Sunday, July 1, 2012
The Age of Desire: A Novel - Book Review
The Age of Desire: A Novel by Jennie Fields
Fans of Edith Wharton will truly appreciate this novel based upon a few of Wharton's years in Paris beginning in 1907 when, at age 46, she first meets Morton Fullerton, a younger man and journalist with the New York Times, who had a reputation as a rapscallion, who had indulged in numerous affairs with older men and women, and was a great friend of the novelist, Henry James. This luscious book includes excerpts from Wharton's diaries and correspondence, which lays bare her heart as she becomes more enamored with Fullerton and increasingly dissatisfied with a marriage that has never fulfilled her. The Age of Desire is aptly titled, in that Fields describes the mid life coming of age of a 46 year old woman who had never experienced physical desire or even thought it possible, and isn't sure she should give in to the desire.
When the novel begins, Wharton is gaining fame as an international literary sensation following the publication of The House of Mirth. Her closest confident is her secretary and former governess, Anna Bahlmann, who had also served as a surrogate mother for Edith, whose own mother, Lucretia Jones, was essentially a social creature with little love for her youngest child. This beautifully written novel tells the story of the unusual love and friendship shared by the two women – Edith from the socially prominent Jones family and Anna an orphan – upon whom Edith came to rely for literary advice.

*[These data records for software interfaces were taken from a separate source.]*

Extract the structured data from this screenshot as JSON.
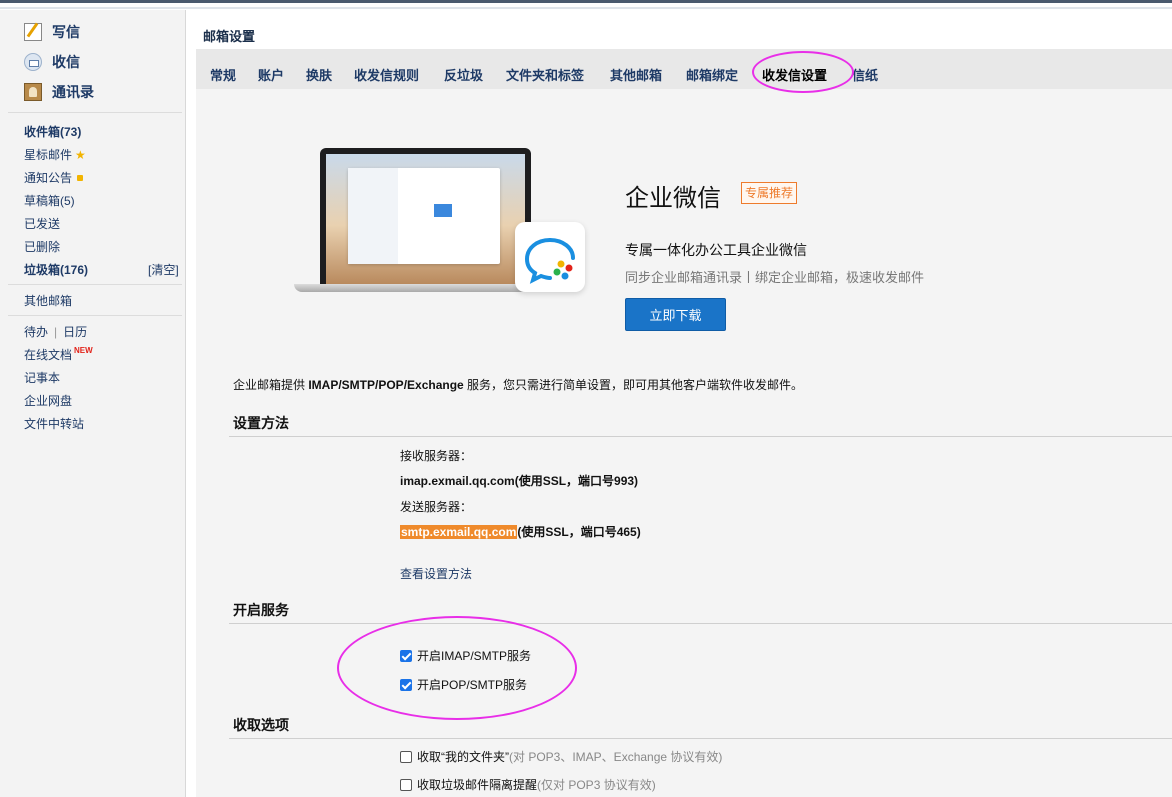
{
  "sidebar": {
    "actions": [
      {
        "label": "写信",
        "icon": "compose-icon"
      },
      {
        "label": "收信",
        "icon": "inbox-icon"
      },
      {
        "label": "通讯录",
        "icon": "contacts-icon"
      }
    ],
    "folders": {
      "inbox": "收件箱(73)",
      "starred": "星标邮件",
      "notices": "通知公告",
      "drafts": "草稿箱(5)",
      "sent": "已发送",
      "deleted": "已删除",
      "spam": "垃圾箱(176)",
      "spam_clear": "[清空]"
    },
    "other_mailbox": "其他邮箱",
    "tools": {
      "todo": "待办",
      "calendar": "日历",
      "online_docs": "在线文档",
      "new_tag": "NEW",
      "notes": "记事本",
      "netdisk": "企业网盘",
      "transfer": "文件中转站"
    }
  },
  "main": {
    "title": "邮箱设置",
    "tabs": [
      "常规",
      "账户",
      "换肤",
      "收发信规则",
      "反垃圾",
      "文件夹和标签",
      "其他邮箱",
      "邮箱绑定",
      "收发信设置",
      "信纸"
    ],
    "active_tab": "收发信设置"
  },
  "promo": {
    "title": "企业微信",
    "badge": "专属推荐",
    "subtitle": "专属一体化办公工具企业微信",
    "desc": "同步企业邮箱通讯录丨绑定企业邮箱，极速收发邮件",
    "button": "立即下载"
  },
  "intro": {
    "before": "企业邮箱提供 ",
    "strong": "IMAP/SMTP/POP/Exchange",
    "after": " 服务，您只需进行简单设置，即可用其他客户端软件收发邮件。"
  },
  "setup": {
    "title": "设置方法",
    "incoming_label": "接收服务器：",
    "incoming_value": "imap.exmail.qq.com(使用SSL，端口号993)",
    "outgoing_label": "发送服务器：",
    "outgoing_host": "smtp.exmail.qq.com",
    "outgoing_rest": "(使用SSL，端口号465)",
    "link": "查看设置方法"
  },
  "services": {
    "title": "开启服务",
    "imap_label": "开启IMAP/SMTP服务",
    "imap_checked": true,
    "pop_label": "开启POP/SMTP服务",
    "pop_checked": true
  },
  "receive": {
    "title": "收取选项",
    "opt1_label": "收取“我的文件夹”",
    "opt1_hint": " (对 POP3、IMAP、Exchange 协议有效)",
    "opt2_label": "收取垃圾邮件隔离提醒",
    "opt2_hint": " (仅对 POP3 协议有效)"
  },
  "colors": {
    "accent_blue": "#1a74c8",
    "highlight_orange": "#ef8a2b",
    "annotation_magenta": "#e82ee8"
  }
}
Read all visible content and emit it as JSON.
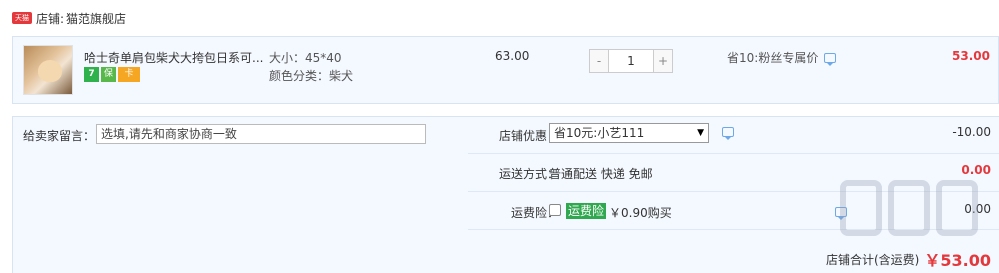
{
  "shop": {
    "badge_text": "天猫",
    "label": "店铺:",
    "name": "猫范旗舰店"
  },
  "item": {
    "title": "哈士奇单肩包柴犬大挎包日系可...",
    "badges": [
      "7",
      "保",
      "卡"
    ],
    "sku_size": "大小：45*40",
    "sku_color": "颜色分类：柴犬",
    "unit_price": "63.00",
    "qty_minus": "-",
    "qty_value": "1",
    "qty_plus": "+",
    "promo": "省10:粉丝专属价",
    "total": "53.00"
  },
  "extras": {
    "message_label": "给卖家留言：",
    "message_placeholder": "选填,请先和商家协商一致",
    "coupon_label": "店铺优惠：",
    "coupon_selected": "省10元:小艺111",
    "coupon_amount": "-10.00",
    "shipping_label": "运送方式：",
    "shipping_text": "普通配送 快递 免邮",
    "shipping_amount": "0.00",
    "insurance_label": "运费险：",
    "insurance_tag": "运费险",
    "insurance_price": "￥0.90购买",
    "insurance_amount": "0.00",
    "shop_total_label": "店铺合计(含运费)",
    "shop_total": "￥53.00"
  },
  "colors": {
    "accent_red": "#e4393c",
    "panel_bg": "#f4f8ff",
    "insurance_green": "#2fa84f"
  }
}
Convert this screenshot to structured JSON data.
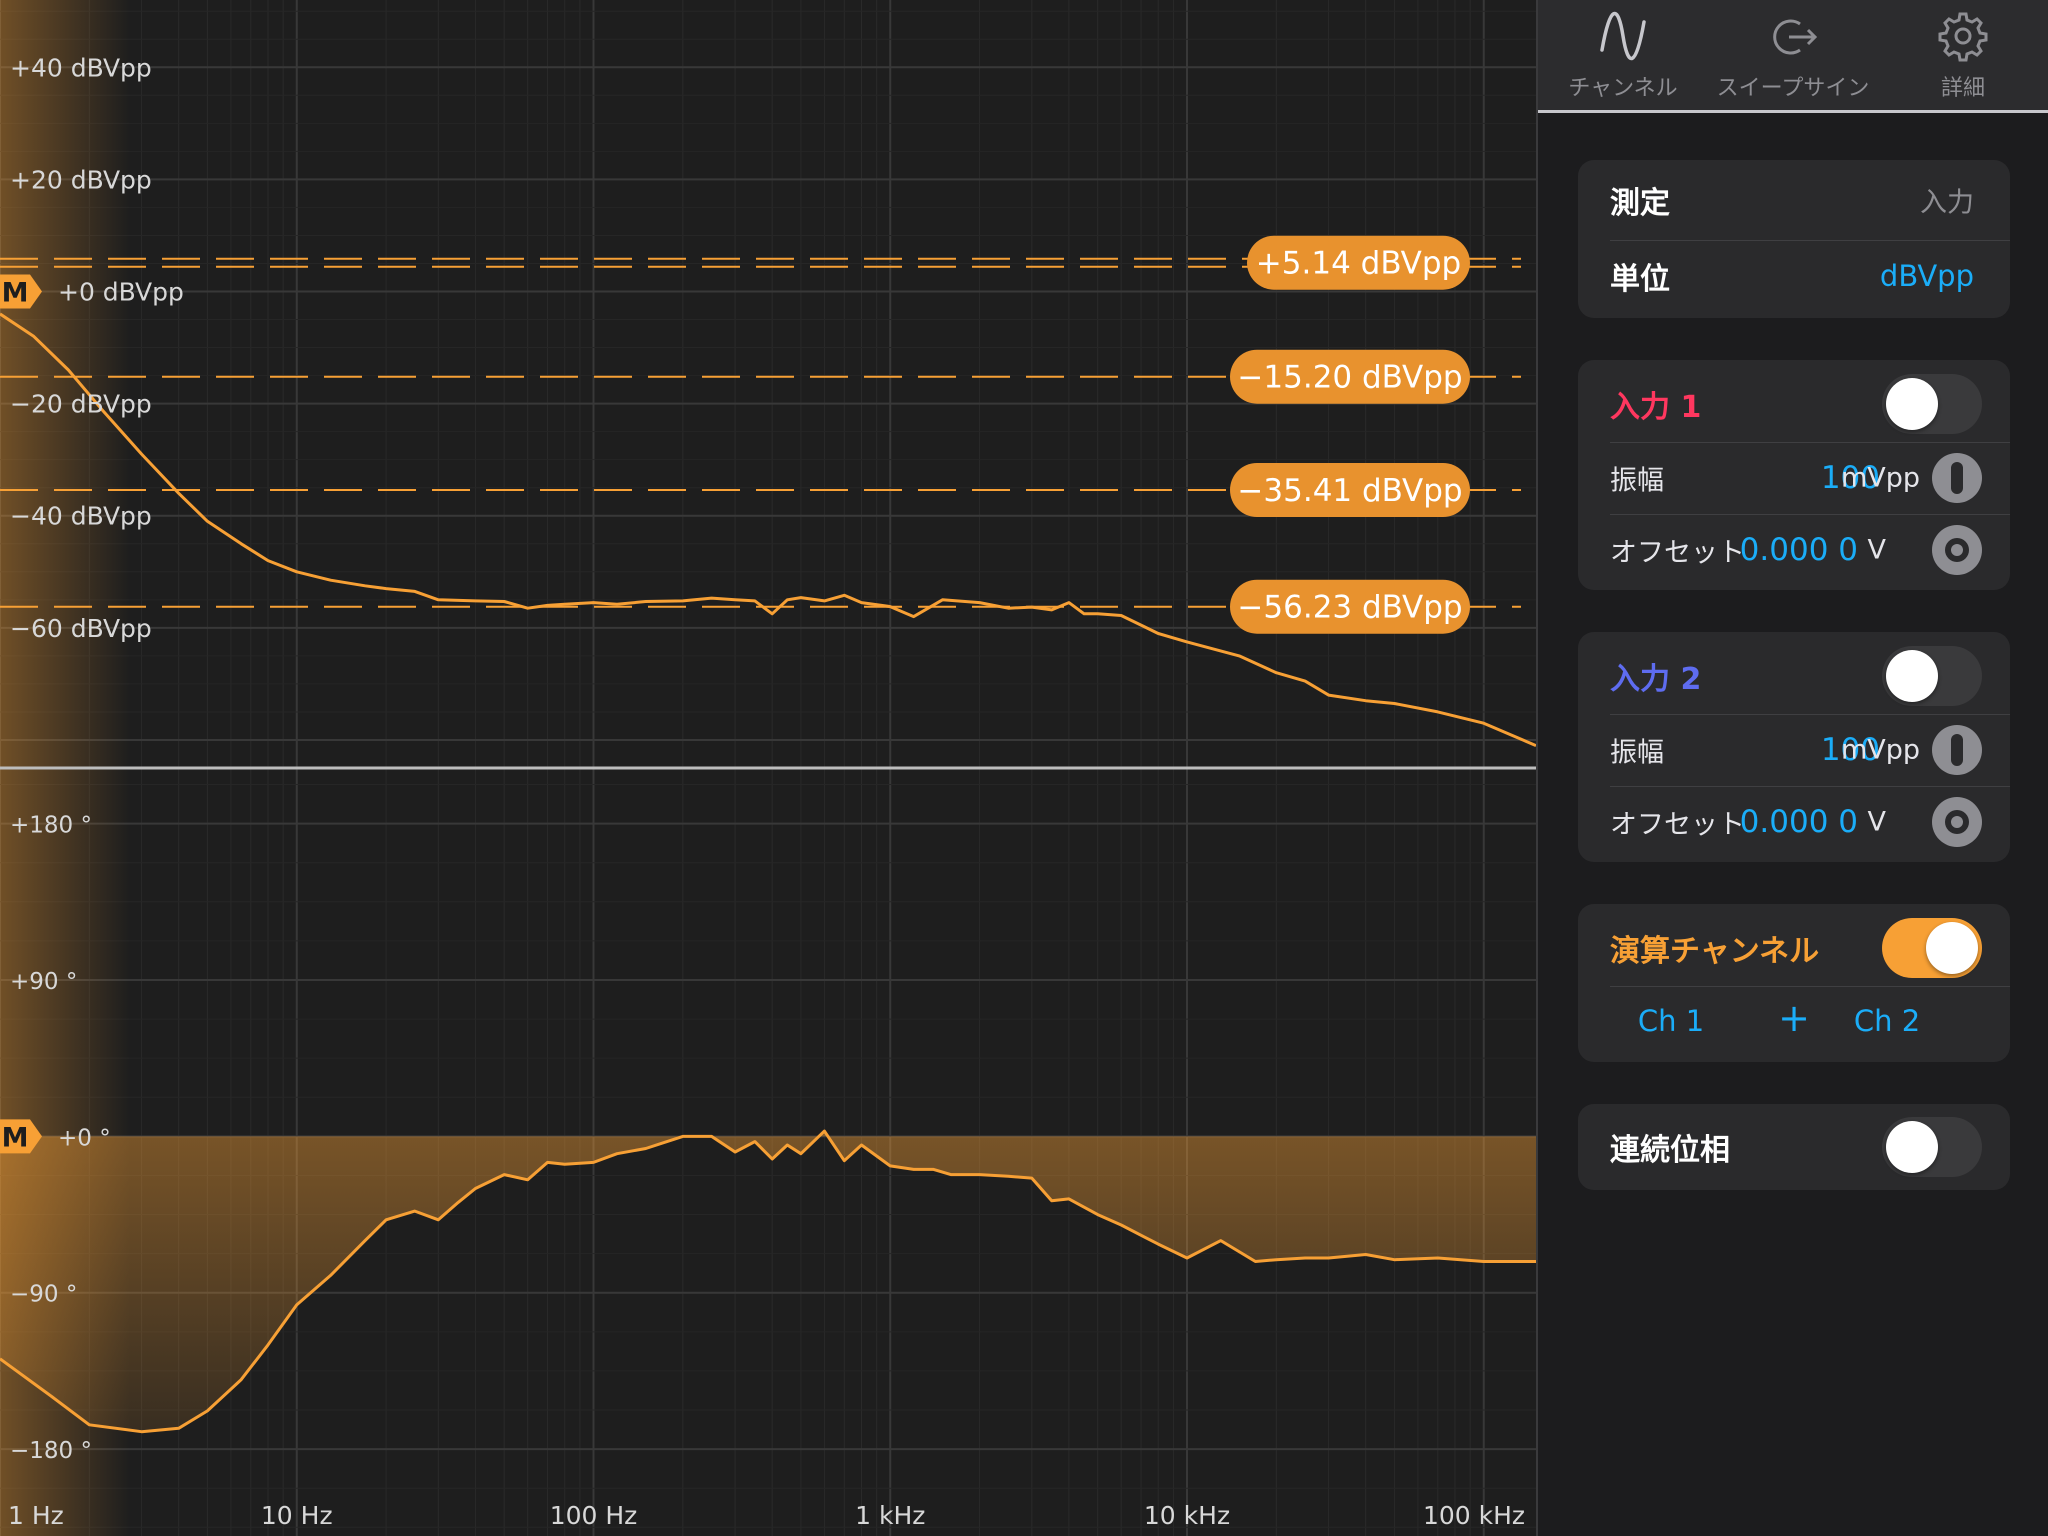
{
  "tabs": [
    {
      "label": "チャンネル",
      "icon": "sine-wave-icon"
    },
    {
      "label": "スイープサイン",
      "icon": "sweep-export-icon"
    },
    {
      "label": "詳細",
      "icon": "gear-icon"
    }
  ],
  "measurement": {
    "label": "測定",
    "value": "入力"
  },
  "unit": {
    "label": "単位",
    "value": "dBVpp"
  },
  "input1": {
    "title": "入力 1",
    "color": "#ff375f",
    "enabled": false,
    "amplitude_label": "振幅",
    "amplitude_value": "100",
    "amplitude_unit": "mVpp",
    "offset_label": "オフセット",
    "offset_value": "0.000 0",
    "offset_unit": "V"
  },
  "input2": {
    "title": "入力 2",
    "color": "#5e6cf0",
    "enabled": false,
    "amplitude_label": "振幅",
    "amplitude_value": "100",
    "amplitude_unit": "mVpp",
    "offset_label": "オフセット",
    "offset_value": "0.000 0",
    "offset_unit": "V"
  },
  "math_channel": {
    "title": "演算チャンネル",
    "color": "#f7a035",
    "enabled": true,
    "ch_a": "Ch 1",
    "op": "+",
    "ch_b": "Ch 2"
  },
  "continuous_phase": {
    "label": "連続位相",
    "enabled": false
  },
  "colors": {
    "trace": "#f7a035",
    "accent_blue": "#1badf8",
    "grid_bg": "#1e1e1e"
  },
  "chart_data": [
    {
      "type": "line",
      "title": "",
      "x_scale": "log",
      "xlim": [
        1,
        150000
      ],
      "ylim": [
        -85,
        52
      ],
      "x_ticks": [
        {
          "value": 1,
          "label": "1 Hz"
        },
        {
          "value": 10,
          "label": "10 Hz"
        },
        {
          "value": 100,
          "label": "100 Hz"
        },
        {
          "value": 1000,
          "label": "1 kHz"
        },
        {
          "value": 10000,
          "label": "10 kHz"
        },
        {
          "value": 100000,
          "label": "100 kHz"
        }
      ],
      "y_ticks": [
        {
          "value": 40,
          "label": "+40 dBVpp"
        },
        {
          "value": 20,
          "label": "+20 dBVpp"
        },
        {
          "value": 0,
          "label": "+0 dBVpp"
        },
        {
          "value": -20,
          "label": "−20 dBVpp"
        },
        {
          "value": -40,
          "label": "−40 dBVpp"
        },
        {
          "value": -60,
          "label": "−60 dBVpp"
        }
      ],
      "marker": {
        "label": "M",
        "value": 0
      },
      "cursors": [
        {
          "value": 5.14,
          "label": "+5.14 dBVpp",
          "style": "double-dashed"
        },
        {
          "value": -15.2,
          "label": "−15.20 dBVpp",
          "style": "dashed"
        },
        {
          "value": -35.41,
          "label": "−35.41 dBVpp",
          "style": "dashed"
        },
        {
          "value": -56.23,
          "label": "−56.23 dBVpp",
          "style": "dashed"
        }
      ],
      "series": [
        {
          "x": [
            1,
            1.3,
            1.7,
            2.2,
            3,
            4,
            5,
            6.5,
            8,
            10,
            13,
            17,
            20,
            25,
            30,
            40,
            50,
            60,
            70,
            80,
            100,
            120,
            150,
            200,
            250,
            300,
            350,
            400,
            450,
            500,
            600,
            700,
            800,
            1000,
            1200,
            1500,
            2000,
            2500,
            3000,
            3500,
            4000,
            4500,
            5000,
            6000,
            8000,
            10000,
            15000,
            20000,
            25000,
            30000,
            40000,
            50000,
            70000,
            100000,
            150000
          ],
          "y": [
            -4,
            -8,
            -14,
            -21,
            -29,
            -36,
            -41,
            -45,
            -48,
            -50,
            -51.5,
            -52.5,
            -53,
            -53.5,
            -55,
            -55.2,
            -55.3,
            -56.5,
            -56,
            -55.8,
            -55.5,
            -55.8,
            -55.3,
            -55.2,
            -54.7,
            -55,
            -55.2,
            -57.5,
            -55,
            -54.6,
            -55.2,
            -54.2,
            -55.5,
            -56.2,
            -58,
            -55,
            -55.5,
            -56.5,
            -56.3,
            -56.8,
            -55.5,
            -57.5,
            -57.5,
            -57.8,
            -61,
            -62.5,
            -65,
            -68,
            -69.5,
            -72,
            -73,
            -73.5,
            -75,
            -77,
            -81
          ]
        }
      ]
    },
    {
      "type": "area",
      "title": "",
      "x_scale": "log",
      "xlim": [
        1,
        150000
      ],
      "ylim": [
        -230,
        212
      ],
      "x_ticks": [
        {
          "value": 1,
          "label": "1 Hz"
        },
        {
          "value": 10,
          "label": "10 Hz"
        },
        {
          "value": 100,
          "label": "100 Hz"
        },
        {
          "value": 1000,
          "label": "1 kHz"
        },
        {
          "value": 10000,
          "label": "10 kHz"
        },
        {
          "value": 100000,
          "label": "100 kHz"
        }
      ],
      "y_ticks": [
        {
          "value": 180,
          "label": "+180 °"
        },
        {
          "value": 90,
          "label": "+90 °"
        },
        {
          "value": 0,
          "label": "+0 °"
        },
        {
          "value": -90,
          "label": "−90 °"
        },
        {
          "value": -180,
          "label": "−180 °"
        }
      ],
      "marker": {
        "label": "M",
        "value": 0
      },
      "series": [
        {
          "x": [
            1,
            1.5,
            2,
            3,
            4,
            5,
            6.5,
            8,
            10,
            13,
            17,
            20,
            25,
            30,
            35,
            40,
            50,
            60,
            70,
            80,
            100,
            120,
            150,
            200,
            250,
            300,
            350,
            400,
            450,
            500,
            600,
            700,
            800,
            1000,
            1200,
            1400,
            1600,
            2000,
            2500,
            3000,
            3500,
            4000,
            5000,
            6000,
            8000,
            10000,
            13000,
            17000,
            20000,
            25000,
            30000,
            40000,
            50000,
            70000,
            100000,
            150000
          ],
          "y": [
            -128,
            -150,
            -166,
            -170,
            -168,
            -158,
            -140,
            -120,
            -97,
            -80,
            -60,
            -48,
            -43,
            -48,
            -38,
            -30,
            -22,
            -25,
            -15,
            -16,
            -15,
            -10,
            -7,
            0,
            0,
            -9,
            -3,
            -13,
            -5,
            -10,
            3,
            -14,
            -5,
            -17,
            -19,
            -19,
            -22,
            -22,
            -23,
            -24,
            -37,
            -36,
            -45,
            -51,
            -62,
            -70,
            -60,
            -72,
            -71,
            -70,
            -70,
            -68,
            -71,
            -70,
            -72,
            -72
          ]
        }
      ]
    }
  ]
}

Wharton husband, Edward “Teddy” Wharton, was from a similar social background; however, the marriage was loveless. Teddy did not share Edith's intellectual and social interests and ultimately, developed a mental illness which became increasingly burdensome for Edith. Edith's estrangement from her husband and her increasing interest in Fullerton provides fodder for disagreements that develop between her and Anna.
From the salons of Paris, to the Wharton's estate (The Mount) in Lennox, MA, to the Vanderbilt's apartment on the Rue de Varenne, to the English countryside, to the small, out of the way cafe's and hotels in Montmartre, The Age of Desire transports the reader back to the gilded age. While the book started out slowly, I become more drawn in and transported to another place and time, where i wanted to dwell. I've no doubt the experiences made it possible for Edith to write what would, in my mind, become her masterpiece – The Age of Innocence. Highly recommended.
This book will be released August 2, 2012.